2015-01-23 / Front Page

Library leads expected Cape tax hike

By Duke Harrington
Contributing Writer

CAPE ELIZABETH — Officials in Cape Elizabeth are warning residents to brace for a tax hike of at least 2.4 percent next year — because that’s just the municipal side of the ledger, before accounting for the school budget.

At the Jan. 12 meeting of the Cape Elizabeth Town Council, Town Manager Michael McGovern gave what he terms a “high level” overview of his preliminary budget for the next fiscal year, to begin July 1. That presentation fulfilled a request made by the council last year that he submit a “budget outlook” prior to formulating an actual draft budget.

Leading that $9.2 million plan are payments on the $4 million bond approved by voters in November to rebuild the Thomas Memorial Library. Those costs, said McGovern, account for more than half of his anticipated 6.3 percent increase in municipal spending.

Assuming a $100,000 increase in revenue, from excise taxes and other sources, the $585,000 in new spending will add 40 cents to the town’s current property tax rate of $16.80 per $100,000 of assessed value.
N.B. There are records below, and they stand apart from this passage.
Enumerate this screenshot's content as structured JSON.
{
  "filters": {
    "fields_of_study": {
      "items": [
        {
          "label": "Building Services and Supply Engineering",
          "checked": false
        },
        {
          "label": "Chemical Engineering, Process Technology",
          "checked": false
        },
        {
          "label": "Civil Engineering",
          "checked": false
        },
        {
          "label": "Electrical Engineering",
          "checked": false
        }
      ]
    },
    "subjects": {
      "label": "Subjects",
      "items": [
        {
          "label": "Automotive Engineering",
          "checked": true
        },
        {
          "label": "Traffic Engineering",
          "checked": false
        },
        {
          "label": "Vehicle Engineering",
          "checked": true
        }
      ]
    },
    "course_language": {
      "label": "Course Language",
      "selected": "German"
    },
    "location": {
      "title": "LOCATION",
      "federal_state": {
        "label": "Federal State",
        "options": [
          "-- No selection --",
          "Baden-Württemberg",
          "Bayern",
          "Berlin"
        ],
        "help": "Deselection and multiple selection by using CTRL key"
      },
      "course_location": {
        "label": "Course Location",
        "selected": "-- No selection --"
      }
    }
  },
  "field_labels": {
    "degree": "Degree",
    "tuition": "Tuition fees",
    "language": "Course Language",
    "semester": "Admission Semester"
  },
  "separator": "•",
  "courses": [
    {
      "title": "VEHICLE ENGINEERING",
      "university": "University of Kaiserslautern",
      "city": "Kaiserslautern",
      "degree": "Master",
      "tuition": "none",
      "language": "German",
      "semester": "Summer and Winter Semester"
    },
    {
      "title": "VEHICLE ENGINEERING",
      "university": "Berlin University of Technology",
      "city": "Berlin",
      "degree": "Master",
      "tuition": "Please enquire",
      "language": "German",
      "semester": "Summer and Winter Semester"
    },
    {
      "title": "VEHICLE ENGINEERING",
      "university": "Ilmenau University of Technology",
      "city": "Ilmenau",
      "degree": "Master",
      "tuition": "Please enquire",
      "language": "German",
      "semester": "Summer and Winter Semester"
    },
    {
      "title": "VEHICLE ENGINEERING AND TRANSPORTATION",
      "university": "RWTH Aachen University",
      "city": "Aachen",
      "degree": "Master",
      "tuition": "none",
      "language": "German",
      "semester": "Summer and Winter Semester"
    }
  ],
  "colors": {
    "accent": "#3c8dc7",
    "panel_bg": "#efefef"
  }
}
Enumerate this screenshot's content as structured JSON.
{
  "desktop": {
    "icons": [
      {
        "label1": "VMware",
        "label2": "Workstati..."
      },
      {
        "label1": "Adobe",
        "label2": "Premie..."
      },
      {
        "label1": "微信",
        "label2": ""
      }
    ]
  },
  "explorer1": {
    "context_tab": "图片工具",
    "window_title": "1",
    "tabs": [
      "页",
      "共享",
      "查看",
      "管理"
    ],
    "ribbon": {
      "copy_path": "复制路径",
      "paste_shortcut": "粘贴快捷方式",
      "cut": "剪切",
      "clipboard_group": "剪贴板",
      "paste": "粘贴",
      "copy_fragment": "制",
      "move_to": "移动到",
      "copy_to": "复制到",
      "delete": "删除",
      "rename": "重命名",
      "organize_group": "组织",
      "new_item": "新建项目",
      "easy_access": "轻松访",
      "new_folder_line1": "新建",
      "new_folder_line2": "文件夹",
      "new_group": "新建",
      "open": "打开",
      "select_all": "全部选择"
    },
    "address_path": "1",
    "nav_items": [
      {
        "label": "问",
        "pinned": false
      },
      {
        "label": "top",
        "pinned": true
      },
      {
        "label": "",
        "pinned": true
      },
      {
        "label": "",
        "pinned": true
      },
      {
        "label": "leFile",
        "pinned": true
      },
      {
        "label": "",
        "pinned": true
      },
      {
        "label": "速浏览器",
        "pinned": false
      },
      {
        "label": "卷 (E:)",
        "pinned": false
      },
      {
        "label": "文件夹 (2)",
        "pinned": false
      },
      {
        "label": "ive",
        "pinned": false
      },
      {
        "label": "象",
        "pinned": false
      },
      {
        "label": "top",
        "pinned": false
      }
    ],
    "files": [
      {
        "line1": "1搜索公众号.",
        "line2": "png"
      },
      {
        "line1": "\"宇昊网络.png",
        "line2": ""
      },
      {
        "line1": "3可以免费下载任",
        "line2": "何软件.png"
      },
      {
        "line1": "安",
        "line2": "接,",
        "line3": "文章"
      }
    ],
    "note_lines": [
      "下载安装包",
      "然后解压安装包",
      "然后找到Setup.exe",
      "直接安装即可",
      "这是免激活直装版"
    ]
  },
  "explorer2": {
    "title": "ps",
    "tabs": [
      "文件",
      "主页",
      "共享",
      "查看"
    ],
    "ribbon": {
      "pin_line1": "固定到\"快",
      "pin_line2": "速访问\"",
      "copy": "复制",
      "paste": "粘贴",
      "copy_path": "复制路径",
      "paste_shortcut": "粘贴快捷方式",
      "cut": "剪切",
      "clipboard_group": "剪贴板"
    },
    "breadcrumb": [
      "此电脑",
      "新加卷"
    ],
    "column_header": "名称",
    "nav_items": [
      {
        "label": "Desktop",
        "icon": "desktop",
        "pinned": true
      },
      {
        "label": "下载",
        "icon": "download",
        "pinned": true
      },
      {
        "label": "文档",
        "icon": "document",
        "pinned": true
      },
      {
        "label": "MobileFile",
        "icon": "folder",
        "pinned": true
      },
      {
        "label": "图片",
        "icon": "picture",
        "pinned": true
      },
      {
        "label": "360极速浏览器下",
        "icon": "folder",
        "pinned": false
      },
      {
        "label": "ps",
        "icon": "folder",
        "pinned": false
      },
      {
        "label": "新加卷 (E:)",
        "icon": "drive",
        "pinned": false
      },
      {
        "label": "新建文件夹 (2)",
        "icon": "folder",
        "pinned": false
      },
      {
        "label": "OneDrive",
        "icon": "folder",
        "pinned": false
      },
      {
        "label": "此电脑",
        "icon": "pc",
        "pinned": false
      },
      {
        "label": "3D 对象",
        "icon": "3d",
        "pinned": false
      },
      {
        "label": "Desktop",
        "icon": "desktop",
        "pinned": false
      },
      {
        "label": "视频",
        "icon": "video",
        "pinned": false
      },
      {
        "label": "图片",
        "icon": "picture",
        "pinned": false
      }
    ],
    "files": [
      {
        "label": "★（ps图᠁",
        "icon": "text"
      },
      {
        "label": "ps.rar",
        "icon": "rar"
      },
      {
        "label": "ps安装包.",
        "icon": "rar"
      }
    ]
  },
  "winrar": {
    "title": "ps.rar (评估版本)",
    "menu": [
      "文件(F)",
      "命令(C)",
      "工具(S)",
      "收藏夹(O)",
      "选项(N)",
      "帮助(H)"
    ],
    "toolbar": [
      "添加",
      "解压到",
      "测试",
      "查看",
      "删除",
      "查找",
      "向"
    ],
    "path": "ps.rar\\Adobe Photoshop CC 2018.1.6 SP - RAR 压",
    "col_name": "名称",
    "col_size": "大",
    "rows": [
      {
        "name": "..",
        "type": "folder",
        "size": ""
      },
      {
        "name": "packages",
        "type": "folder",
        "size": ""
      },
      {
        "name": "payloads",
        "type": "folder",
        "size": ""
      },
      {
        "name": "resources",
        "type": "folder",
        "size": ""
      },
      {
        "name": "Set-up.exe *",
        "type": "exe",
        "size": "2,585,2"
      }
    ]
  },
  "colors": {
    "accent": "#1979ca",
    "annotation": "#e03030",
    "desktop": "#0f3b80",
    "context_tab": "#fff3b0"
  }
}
According to McGovern, that would add $120 per year to the tax bill of the median single-family home in Cape Elizabeth, assessed at $300,000.

First-year payouts for the library bond are expected to ring in at $300,000. Other factors driving next year’s budget include an average 2.5 percent hike in salaries and benefits for town employees, totaling $125,000. McGovern said he also has budgeted $100,000 for capital improvements and an across-the-board 1 percent increase in nonpayroll spending, adding $45,000. However, he noted that falling oil prices are expected to save the town about $30,000.

McGovern said he also expects to beef up the town’s legal fees account by $15,000, while budgeting $30,000 for a new human resources assistant to be shared with the school department. That person will be responsible for benefits administration and employee handbook maintenance, among other things, he said.

McGovern did warn councilors that his projections are preliminary, and could change dramatically depending on what happens in Augusta over the next few months. In his biennial budget, Gov. Paul LePage has put forth a plan to help balance the state books by cutting revenue sharing, the amount of sales taxes kicked back to the communities where the funds are generated. The current plan does not call on cutting those funds until the 2016- 2017 fiscal year. So, while there is no cuts expected for the budget McGovern is working on now, a $450,000 loss is looming for the following year, he said.

What could impact this year’s budget is LePage’s plan to eliminate the so-called “homestead exemption” on property tax bills for anyone age 64 and younger. In Cape, that $10,000 exemption on primary residences, half of which is reimbursed by the state, saved qualifying homeowners an average of $168 last year, McGovern said.

Also on the legislative docket is LePage’s proposal to cut the state’s share of teacher retirement costs — a $2 million line item in Cape — by 80 percent. What that might do to local tax bills will come into focus as the school budget gets hammered into shape.

“We’re in for an interesting session in Augusta,” McGovern said.

Return to top